Ben Franklin considered himself not only a Philadelphia native, he considered Britain to be his home. He spent 15 years as a diplomat between the colonies and the mother country of England.
He saw himself as loyal to both America and Britain, and he saw America as an equal part of Britain. And, in no way shape or form would he ever consider his beloved America separating from his beloved Britain.
He spent these 15 years in Britain almost as often as he was in Philadelphia, doing his part in maintaining good relations between the two. In fact, when the Stamp Tax was enacted, he stood before the British Parliament and convinced them to end the tax. And, because of Franklin, the tax was ended.
But, because of his friendly ties with Britain, many Americans believed Franklin was one of the reasons the Stamp tax was passed in the first place. And, because word traveled slowly in those days, they didn’t know he had worked so hard to end the tax. So, many Americans grew to hate the man they once dearly loved.
Now Franklin had to show that he truly was an American first, however, he still was adamantly opposed to any idea of a Revolution.
In 1774, he went before Parliament in a friendly gesture to ease tensions between the British and Americans. There, in a Privy Council, he was ridiculed and humiliated for his opinions.
As a result of this he left Britain and joined the Revolutionary cause he was once so adamantly opposed to. And, while many historians give George Washington credit for winning the revolutionary war, it real credit should be given to Franklin.

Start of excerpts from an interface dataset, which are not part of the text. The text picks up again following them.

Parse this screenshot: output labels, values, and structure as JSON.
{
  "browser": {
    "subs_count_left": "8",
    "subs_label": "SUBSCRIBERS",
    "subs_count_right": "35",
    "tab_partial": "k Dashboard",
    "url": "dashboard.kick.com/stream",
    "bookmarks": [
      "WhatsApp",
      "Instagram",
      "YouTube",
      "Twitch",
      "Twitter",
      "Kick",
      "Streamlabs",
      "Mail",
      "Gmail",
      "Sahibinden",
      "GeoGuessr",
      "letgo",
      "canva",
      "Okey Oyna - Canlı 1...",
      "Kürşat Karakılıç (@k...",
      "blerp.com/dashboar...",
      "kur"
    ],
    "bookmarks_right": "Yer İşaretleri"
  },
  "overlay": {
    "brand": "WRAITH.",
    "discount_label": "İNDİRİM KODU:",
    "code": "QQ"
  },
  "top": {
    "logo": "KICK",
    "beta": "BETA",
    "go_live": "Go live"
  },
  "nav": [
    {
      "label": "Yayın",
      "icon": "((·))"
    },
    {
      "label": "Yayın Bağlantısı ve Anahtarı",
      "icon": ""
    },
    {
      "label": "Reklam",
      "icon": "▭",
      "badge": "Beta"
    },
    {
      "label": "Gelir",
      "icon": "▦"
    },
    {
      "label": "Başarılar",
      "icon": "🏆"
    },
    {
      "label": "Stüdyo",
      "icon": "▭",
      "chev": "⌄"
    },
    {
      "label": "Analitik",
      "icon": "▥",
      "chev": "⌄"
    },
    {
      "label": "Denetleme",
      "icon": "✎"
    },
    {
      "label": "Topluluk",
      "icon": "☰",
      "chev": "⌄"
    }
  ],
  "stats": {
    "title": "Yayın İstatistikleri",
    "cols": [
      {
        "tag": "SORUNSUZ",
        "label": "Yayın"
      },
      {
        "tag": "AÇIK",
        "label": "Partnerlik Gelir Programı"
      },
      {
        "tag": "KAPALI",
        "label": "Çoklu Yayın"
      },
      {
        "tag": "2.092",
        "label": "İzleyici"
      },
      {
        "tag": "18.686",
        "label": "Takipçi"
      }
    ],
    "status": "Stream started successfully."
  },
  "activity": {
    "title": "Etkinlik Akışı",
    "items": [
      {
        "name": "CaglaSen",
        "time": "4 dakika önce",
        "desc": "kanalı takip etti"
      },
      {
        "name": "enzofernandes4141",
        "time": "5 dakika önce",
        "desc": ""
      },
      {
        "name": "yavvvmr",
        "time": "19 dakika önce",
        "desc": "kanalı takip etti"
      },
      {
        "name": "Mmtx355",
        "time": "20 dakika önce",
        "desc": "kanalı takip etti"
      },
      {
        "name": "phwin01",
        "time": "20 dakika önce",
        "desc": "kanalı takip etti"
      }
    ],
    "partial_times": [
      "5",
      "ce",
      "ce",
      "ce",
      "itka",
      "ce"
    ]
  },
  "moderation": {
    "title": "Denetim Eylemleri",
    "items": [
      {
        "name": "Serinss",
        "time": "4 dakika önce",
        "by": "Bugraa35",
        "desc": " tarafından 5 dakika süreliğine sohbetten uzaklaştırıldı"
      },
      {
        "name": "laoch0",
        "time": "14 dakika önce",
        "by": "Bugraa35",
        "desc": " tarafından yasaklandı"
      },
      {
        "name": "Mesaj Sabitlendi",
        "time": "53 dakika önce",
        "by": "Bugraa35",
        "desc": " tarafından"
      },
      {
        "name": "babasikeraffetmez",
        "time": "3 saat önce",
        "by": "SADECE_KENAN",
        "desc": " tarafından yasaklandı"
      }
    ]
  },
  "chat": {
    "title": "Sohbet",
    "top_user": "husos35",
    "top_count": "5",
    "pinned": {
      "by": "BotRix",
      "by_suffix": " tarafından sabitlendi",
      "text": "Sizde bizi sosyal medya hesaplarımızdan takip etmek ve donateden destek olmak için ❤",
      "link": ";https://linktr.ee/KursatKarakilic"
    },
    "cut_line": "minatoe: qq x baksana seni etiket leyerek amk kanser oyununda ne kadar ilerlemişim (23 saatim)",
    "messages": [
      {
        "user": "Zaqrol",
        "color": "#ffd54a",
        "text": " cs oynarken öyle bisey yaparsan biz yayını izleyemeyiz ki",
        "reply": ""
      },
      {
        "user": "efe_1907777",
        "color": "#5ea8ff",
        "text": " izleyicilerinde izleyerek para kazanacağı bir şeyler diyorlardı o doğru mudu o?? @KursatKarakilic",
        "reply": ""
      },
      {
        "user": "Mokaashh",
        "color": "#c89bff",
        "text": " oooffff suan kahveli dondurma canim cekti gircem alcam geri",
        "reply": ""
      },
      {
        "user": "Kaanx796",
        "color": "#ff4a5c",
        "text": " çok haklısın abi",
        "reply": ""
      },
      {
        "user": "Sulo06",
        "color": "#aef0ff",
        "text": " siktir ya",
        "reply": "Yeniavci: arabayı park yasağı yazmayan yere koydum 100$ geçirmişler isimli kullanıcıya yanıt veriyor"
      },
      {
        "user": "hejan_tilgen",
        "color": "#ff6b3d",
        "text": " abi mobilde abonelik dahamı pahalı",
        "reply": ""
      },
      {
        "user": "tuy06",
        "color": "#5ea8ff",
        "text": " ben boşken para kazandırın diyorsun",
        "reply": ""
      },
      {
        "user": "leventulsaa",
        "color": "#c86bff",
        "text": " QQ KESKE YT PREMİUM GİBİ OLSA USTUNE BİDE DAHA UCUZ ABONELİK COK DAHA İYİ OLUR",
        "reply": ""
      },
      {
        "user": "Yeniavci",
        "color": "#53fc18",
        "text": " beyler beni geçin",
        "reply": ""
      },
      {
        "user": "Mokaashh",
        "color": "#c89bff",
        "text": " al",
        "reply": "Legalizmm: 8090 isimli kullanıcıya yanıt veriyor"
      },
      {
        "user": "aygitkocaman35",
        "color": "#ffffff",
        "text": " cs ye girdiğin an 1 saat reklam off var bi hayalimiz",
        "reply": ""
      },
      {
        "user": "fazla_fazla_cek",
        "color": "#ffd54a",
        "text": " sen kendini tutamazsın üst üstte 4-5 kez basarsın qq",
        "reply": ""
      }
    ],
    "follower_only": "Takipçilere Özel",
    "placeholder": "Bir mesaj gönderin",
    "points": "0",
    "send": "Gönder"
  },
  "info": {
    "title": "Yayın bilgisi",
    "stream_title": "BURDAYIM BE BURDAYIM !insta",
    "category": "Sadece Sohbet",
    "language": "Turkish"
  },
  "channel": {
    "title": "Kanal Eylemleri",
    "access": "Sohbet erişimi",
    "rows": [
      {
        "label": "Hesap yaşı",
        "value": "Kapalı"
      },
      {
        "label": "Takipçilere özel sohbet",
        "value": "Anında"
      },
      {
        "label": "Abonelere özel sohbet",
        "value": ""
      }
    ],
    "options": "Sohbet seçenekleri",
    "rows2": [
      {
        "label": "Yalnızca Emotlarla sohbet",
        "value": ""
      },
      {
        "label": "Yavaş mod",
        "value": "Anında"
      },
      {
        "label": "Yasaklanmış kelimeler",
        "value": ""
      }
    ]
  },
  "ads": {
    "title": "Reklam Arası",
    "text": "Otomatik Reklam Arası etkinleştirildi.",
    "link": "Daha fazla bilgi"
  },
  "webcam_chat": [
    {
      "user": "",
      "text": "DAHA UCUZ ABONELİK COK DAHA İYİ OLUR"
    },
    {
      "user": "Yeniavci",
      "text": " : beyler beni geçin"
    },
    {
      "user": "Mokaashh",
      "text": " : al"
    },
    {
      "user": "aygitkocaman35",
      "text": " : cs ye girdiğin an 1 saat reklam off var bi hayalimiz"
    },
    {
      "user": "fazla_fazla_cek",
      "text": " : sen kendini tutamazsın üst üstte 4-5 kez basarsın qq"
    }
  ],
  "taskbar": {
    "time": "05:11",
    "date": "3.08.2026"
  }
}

While the war was raging, Franklin spent years in France trying to convince the French to help the American colonists. Franklin knew the French hated the British, and used this to his advantage.
Once the French soldiers joined the colonists, the war was soon over.